# [What to do]
If a line holds the word "icon", copy it from the entries.

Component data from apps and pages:
────────────────────────────────────────
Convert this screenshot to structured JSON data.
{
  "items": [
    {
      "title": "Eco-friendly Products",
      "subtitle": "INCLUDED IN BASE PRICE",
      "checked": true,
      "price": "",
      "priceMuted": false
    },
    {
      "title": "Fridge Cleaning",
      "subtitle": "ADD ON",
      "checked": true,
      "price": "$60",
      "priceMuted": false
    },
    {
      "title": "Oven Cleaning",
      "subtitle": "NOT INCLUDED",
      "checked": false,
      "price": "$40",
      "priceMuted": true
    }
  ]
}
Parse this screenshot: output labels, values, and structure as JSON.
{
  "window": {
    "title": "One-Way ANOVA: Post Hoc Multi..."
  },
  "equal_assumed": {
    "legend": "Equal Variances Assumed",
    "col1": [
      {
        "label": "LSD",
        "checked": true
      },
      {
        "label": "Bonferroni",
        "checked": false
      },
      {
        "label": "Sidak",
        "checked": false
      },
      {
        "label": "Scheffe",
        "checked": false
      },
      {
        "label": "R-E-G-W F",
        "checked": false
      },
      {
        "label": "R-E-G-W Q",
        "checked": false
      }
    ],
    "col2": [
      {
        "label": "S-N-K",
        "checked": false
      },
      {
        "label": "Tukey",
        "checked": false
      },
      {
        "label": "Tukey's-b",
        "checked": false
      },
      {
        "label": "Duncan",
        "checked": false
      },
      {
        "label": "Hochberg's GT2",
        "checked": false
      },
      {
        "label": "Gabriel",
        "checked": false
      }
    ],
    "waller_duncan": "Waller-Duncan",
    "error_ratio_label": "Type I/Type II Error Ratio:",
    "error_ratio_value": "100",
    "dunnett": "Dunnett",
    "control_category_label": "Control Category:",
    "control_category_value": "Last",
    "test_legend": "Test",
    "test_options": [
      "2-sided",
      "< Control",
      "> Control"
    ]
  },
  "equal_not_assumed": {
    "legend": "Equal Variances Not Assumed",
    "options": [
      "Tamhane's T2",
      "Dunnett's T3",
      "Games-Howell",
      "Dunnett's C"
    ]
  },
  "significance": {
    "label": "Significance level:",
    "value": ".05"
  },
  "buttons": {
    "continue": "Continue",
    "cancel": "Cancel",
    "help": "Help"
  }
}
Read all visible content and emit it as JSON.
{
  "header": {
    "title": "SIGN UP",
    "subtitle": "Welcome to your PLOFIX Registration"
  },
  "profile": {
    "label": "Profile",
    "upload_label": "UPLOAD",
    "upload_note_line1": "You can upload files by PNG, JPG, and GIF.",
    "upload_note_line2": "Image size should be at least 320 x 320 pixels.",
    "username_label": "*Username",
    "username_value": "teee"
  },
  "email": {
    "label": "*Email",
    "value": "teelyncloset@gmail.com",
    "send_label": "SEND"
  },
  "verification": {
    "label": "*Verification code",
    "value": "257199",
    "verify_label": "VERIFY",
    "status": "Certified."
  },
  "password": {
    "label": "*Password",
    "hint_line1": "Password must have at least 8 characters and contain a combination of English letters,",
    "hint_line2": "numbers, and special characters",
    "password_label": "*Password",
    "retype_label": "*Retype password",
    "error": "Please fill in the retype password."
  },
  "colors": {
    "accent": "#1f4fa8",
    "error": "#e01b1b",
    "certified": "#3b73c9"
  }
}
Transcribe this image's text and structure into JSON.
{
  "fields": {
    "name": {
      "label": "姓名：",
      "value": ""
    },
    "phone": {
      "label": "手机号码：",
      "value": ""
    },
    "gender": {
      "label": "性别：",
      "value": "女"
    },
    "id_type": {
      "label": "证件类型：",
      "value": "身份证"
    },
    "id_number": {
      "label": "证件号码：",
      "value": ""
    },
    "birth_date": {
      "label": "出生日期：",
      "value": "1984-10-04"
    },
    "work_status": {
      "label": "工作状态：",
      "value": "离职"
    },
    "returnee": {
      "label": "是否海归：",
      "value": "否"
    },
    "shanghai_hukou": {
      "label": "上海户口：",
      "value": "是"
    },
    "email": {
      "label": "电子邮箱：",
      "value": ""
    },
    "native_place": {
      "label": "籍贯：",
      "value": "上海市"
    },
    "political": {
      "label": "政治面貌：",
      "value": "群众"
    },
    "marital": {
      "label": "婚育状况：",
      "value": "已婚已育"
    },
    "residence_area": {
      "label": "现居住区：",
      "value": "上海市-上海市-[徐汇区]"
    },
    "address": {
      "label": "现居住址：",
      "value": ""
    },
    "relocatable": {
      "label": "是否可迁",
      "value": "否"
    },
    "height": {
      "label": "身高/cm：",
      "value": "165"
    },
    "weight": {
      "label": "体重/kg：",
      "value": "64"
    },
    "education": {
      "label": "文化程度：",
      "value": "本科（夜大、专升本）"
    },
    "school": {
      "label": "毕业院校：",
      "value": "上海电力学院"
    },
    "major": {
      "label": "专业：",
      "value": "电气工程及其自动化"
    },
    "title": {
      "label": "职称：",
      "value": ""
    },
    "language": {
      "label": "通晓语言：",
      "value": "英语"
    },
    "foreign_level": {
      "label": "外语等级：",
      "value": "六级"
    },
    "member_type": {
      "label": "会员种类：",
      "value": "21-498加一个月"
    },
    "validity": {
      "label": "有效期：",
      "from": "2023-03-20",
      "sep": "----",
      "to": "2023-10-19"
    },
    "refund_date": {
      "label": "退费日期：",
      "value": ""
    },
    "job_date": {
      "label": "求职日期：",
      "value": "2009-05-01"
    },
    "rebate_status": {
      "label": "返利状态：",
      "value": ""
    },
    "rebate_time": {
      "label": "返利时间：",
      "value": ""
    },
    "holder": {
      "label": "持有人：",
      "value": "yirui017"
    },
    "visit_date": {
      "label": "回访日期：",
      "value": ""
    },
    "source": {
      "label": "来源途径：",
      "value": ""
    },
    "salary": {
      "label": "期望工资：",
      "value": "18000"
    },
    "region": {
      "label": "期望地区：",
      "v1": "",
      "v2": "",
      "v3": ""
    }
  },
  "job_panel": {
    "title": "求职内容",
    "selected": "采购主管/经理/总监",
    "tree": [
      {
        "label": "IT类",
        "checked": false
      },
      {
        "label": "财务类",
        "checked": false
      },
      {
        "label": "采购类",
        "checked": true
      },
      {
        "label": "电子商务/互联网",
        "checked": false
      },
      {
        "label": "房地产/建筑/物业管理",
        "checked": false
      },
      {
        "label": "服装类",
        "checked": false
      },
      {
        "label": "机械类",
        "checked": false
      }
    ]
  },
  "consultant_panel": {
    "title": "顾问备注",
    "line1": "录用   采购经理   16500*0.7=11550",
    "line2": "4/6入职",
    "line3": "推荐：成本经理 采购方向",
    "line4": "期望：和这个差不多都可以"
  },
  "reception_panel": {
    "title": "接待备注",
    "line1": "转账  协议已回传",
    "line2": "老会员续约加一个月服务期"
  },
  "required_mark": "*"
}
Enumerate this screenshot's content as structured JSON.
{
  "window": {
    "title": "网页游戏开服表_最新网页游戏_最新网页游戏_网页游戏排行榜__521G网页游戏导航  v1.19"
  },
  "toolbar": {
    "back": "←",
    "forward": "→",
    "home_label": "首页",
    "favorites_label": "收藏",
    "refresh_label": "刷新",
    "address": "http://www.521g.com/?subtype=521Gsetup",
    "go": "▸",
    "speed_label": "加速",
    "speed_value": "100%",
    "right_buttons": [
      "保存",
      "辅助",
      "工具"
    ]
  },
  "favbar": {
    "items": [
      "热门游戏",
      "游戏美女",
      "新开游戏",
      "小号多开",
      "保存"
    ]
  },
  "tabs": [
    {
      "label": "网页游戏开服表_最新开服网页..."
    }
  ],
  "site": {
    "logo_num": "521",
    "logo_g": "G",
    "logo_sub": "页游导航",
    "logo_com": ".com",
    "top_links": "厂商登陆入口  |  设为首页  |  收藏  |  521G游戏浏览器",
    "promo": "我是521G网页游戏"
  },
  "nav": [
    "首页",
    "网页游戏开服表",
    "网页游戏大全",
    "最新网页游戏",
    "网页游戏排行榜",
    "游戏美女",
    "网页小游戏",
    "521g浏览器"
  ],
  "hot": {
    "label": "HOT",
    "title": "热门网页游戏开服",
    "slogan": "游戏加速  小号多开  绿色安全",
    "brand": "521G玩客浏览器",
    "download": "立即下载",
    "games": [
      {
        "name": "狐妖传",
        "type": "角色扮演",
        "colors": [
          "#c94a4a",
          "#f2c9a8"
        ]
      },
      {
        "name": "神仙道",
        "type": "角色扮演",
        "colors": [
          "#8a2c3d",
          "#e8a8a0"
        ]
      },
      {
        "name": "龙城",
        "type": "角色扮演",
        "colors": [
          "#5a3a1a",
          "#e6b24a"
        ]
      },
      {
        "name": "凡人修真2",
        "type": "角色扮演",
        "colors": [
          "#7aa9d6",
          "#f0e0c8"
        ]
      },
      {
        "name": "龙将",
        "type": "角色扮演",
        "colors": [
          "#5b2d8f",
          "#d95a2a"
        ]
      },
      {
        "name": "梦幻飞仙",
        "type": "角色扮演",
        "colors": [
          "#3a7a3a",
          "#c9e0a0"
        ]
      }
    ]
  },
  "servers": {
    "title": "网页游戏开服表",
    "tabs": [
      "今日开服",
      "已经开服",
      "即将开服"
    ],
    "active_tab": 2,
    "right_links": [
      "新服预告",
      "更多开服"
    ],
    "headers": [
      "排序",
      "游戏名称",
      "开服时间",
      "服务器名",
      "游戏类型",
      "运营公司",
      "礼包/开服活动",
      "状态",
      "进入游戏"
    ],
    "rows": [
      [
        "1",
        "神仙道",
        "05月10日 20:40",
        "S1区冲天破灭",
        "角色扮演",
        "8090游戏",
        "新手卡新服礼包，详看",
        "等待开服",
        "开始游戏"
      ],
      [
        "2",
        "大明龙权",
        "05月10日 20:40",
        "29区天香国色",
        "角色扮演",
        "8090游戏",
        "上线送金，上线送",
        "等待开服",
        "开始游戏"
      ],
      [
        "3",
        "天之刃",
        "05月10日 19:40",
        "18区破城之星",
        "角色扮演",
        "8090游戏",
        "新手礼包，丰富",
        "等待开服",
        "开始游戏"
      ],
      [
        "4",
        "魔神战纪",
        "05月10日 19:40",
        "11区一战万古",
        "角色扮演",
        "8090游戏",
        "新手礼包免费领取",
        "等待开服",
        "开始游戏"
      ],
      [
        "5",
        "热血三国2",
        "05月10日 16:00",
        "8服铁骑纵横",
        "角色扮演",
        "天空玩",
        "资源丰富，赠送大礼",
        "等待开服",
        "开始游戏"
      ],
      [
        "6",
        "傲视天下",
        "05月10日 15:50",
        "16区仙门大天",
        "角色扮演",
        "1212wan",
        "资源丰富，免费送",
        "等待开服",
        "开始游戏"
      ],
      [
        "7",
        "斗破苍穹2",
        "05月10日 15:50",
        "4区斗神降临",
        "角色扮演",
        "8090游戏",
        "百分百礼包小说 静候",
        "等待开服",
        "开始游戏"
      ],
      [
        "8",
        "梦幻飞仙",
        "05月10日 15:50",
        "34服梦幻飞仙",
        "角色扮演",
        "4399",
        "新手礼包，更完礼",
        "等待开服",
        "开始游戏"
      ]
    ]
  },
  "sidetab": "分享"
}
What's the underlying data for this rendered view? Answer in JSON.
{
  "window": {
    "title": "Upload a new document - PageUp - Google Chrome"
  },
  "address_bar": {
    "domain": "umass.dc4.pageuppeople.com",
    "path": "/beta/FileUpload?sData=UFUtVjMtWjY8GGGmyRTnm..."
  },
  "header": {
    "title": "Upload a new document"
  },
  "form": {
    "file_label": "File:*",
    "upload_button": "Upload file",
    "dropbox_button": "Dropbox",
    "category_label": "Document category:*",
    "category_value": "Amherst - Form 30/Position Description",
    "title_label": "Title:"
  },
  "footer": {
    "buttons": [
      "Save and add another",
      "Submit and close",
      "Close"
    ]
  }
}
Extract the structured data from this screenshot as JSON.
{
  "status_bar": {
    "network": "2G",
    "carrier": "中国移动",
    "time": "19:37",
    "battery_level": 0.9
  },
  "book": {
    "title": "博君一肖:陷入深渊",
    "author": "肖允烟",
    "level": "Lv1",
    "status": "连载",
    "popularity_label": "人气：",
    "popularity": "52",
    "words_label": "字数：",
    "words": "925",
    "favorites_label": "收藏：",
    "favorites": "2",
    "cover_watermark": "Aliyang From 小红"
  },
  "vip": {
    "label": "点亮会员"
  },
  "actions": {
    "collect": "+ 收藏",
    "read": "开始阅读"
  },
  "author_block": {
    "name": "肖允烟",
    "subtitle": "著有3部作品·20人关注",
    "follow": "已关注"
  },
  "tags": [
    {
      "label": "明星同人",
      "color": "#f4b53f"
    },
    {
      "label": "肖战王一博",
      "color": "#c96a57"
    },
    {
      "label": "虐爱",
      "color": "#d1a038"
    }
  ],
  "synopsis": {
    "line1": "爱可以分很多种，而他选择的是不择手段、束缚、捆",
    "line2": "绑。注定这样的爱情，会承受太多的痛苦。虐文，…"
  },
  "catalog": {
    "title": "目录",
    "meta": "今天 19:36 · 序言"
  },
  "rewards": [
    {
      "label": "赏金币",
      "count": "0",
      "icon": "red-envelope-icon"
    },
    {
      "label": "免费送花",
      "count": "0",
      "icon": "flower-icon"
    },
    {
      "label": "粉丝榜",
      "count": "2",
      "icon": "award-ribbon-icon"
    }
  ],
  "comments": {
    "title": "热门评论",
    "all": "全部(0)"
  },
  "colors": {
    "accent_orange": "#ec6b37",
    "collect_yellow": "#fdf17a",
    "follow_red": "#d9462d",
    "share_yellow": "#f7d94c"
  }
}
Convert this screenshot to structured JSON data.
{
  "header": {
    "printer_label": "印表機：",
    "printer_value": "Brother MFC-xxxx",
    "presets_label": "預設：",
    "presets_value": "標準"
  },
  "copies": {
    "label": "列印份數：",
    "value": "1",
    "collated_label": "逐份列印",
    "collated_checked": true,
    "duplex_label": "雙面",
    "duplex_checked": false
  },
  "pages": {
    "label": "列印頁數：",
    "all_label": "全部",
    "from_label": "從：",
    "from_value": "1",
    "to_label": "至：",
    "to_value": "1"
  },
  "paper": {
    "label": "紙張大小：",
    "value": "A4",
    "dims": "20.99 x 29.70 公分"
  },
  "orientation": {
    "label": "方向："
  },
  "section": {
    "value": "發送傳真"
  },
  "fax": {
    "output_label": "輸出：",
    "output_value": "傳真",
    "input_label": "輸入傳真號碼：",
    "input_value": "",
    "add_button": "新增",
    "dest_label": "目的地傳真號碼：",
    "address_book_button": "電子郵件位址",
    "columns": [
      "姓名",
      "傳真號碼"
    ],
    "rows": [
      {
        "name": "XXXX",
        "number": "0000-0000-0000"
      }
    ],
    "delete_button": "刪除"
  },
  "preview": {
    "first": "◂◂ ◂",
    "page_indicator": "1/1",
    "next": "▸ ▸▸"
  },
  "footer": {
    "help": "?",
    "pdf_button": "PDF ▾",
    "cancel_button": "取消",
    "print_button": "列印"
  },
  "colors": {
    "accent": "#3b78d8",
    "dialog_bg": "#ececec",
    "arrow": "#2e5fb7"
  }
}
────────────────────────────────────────
# [Reply to the task]
      "icon": "red-envelope-icon"
      "icon": "flower-icon"
      "icon": "award-ribbon-icon"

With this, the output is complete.